The financial market in the United States continually tackles several types of risk on a daily basis. All these types of risk have a root cause in the timely payment of credit accounts, be they the smaller credit accounts of consumers or the larger debts of corporations. An inability of either to meet financial obligations can spell trouble for the financial market and the economy as a whole.
Financial markets must constantly guard against credit risk, according to the International Financial Risk Institute. This type of market risk is caused by debtors who cannot meet obligations to pay back loans or make payments on credit accounts, and therefore default or are forced to declare bankruptcy. When a debtor declares bankruptcy, the lender may be able to recover only a portion of the original loan amount. Financial markets attempt to combat credit risk by maintaining stringent requirements for extending credit, such as examining each applicant's credit report for evidence of past financial irresponsibility and maintaining credit score requirements.
Problems of Liquidity
Financial markets also face the problem of liquidity, or difficulty in being able to turn assets into cash. This form of financial risk is caused by one or more financial market participants not having enough cash to meet all financial obligations by the due dates of the accounts. The fear with this type of risk is that failure of one financial market participant, such as a corporation, to meet its financial obligations may expose larger financial problems in the market.

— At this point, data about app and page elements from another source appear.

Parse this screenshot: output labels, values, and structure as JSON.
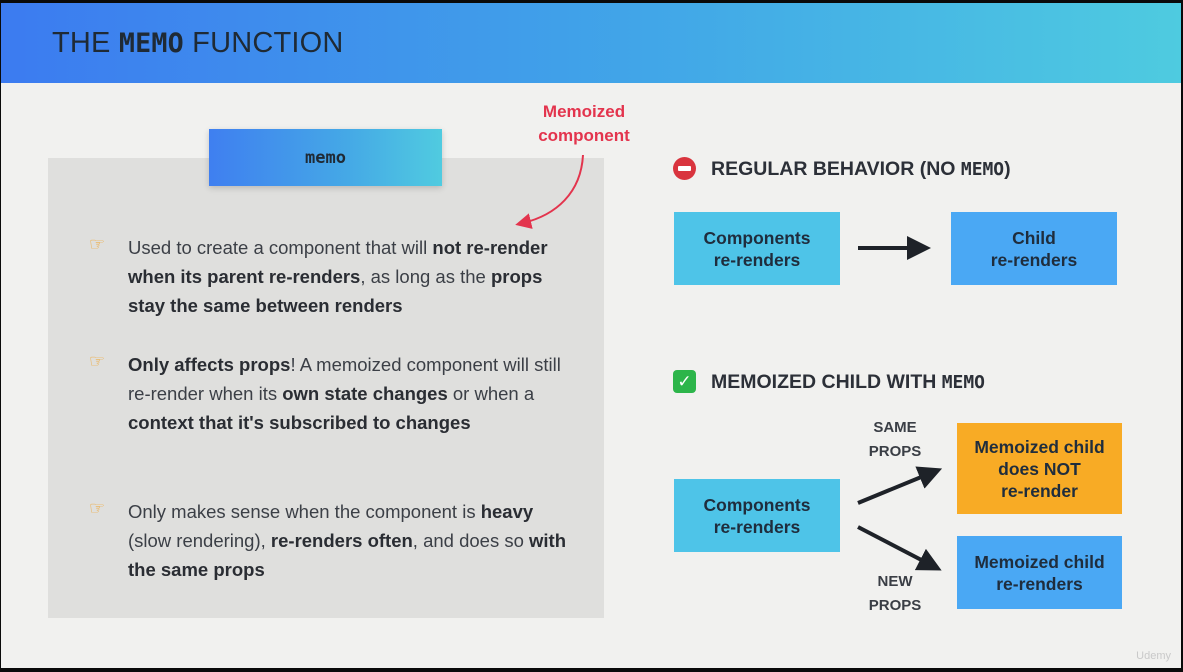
{
  "header": {
    "title_prefix": "THE ",
    "title_code": "MEMO",
    "title_suffix": " FUNCTION"
  },
  "memo_tab": "memo",
  "annotation": {
    "line1": "Memoized",
    "line2": "component"
  },
  "bullets": [
    {
      "icon": "pointing-hand-icon",
      "parts": [
        {
          "t": "Used to create a component that will ",
          "b": false
        },
        {
          "t": "not re-render when its parent re-renders",
          "b": true
        },
        {
          "t": ", as long as the ",
          "b": false
        },
        {
          "t": "props stay the same between renders",
          "b": true
        }
      ]
    },
    {
      "icon": "pointing-hand-icon",
      "parts": [
        {
          "t": "Only affects props",
          "b": true
        },
        {
          "t": "! A memoized component will still re-render when its ",
          "b": false
        },
        {
          "t": "own state changes",
          "b": true
        },
        {
          "t": " or when a ",
          "b": false
        },
        {
          "t": "context that it's subscribed to changes",
          "b": true
        }
      ]
    },
    {
      "icon": "pointing-hand-icon",
      "parts": [
        {
          "t": "Only makes sense when the component is ",
          "b": false
        },
        {
          "t": "heavy",
          "b": true
        },
        {
          "t": " (slow rendering), ",
          "b": false
        },
        {
          "t": "re-renders often",
          "b": true
        },
        {
          "t": ", and does so ",
          "b": false
        },
        {
          "t": "with the same props",
          "b": true
        }
      ]
    }
  ],
  "regular": {
    "title_prefix": "REGULAR BEHAVIOR (NO ",
    "title_code": "MEMO",
    "title_suffix": ")",
    "icon": "no-entry-icon",
    "source_box": {
      "line1": "Components",
      "line2": "re-renders"
    },
    "target_box": {
      "line1": "Child",
      "line2": "re-renders"
    }
  },
  "memoized": {
    "title_prefix": "MEMOIZED CHILD WITH ",
    "title_code": "MEMO",
    "icon": "check-mark-icon",
    "source_box": {
      "line1": "Components",
      "line2": "re-renders"
    },
    "same_label": {
      "line1": "SAME",
      "line2": "PROPS"
    },
    "new_label": {
      "line1": "NEW",
      "line2": "PROPS"
    },
    "same_box": {
      "line1": "Memoized child",
      "line2a": "does ",
      "line2b": "NOT",
      "line3": "re-render"
    },
    "new_box": {
      "line1": "Memoized child",
      "line2": "re-renders"
    }
  },
  "colors": {
    "accent_red": "#e3344d",
    "box_cyan": "#4ec4e8",
    "box_blue": "#4aa8f4",
    "box_orange": "#f8ab25"
  },
  "watermark": "Udemy"
}
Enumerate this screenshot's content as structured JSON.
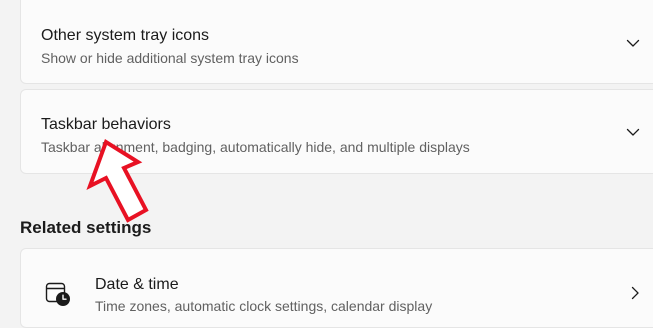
{
  "tray_card": {
    "title": "Other system tray icons",
    "description": "Show or hide additional system tray icons",
    "chevron_icon": "chevron-down-icon"
  },
  "taskbar_card": {
    "title": "Taskbar behaviors",
    "description": "Taskbar alignment, badging, automatically hide, and multiple displays",
    "chevron_icon": "chevron-down-icon"
  },
  "related": {
    "header": "Related settings"
  },
  "date_card": {
    "title": "Date & time",
    "description": "Time zones, automatic clock settings, calendar display",
    "icon": "calendar-clock-icon",
    "chevron_icon": "chevron-right-icon"
  },
  "annotation": {
    "arrow_color": "#e81123"
  }
}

A settlement risk is the chance a creditor takes of a debtor filing for bankruptcy or settling his credit account for less than the full amount owed. This type of financial risk can be caused by a number of factors, from a debtor's own financial circumstances to the terms of a credit account or loan he agreed to repay. A creditor has the right to appeal to the court to not allow a debtor to enter into bankruptcy protection. A creditor may also attempt to secure a judgment against a debtor in an attempt to force the debtor to repay his account.
Systemic risk represents the larger financial problems caused by the inability of financial market participants to meet repayment obligations on extensions of credit. The problem is systemic because the inability of one participant to pay may lead to an inability of other participants to meet credit obligations. This domino effect played out in the market during the mortgage crisis of 2009. The rash of foreclosures caused by a lack of payments on mortgage loans led to mortgage companies being unable to meet financial obligations. This spread throughout the market, causing a lockup in liquidity where banks refused to lend money for fear of insurmountable financial risk.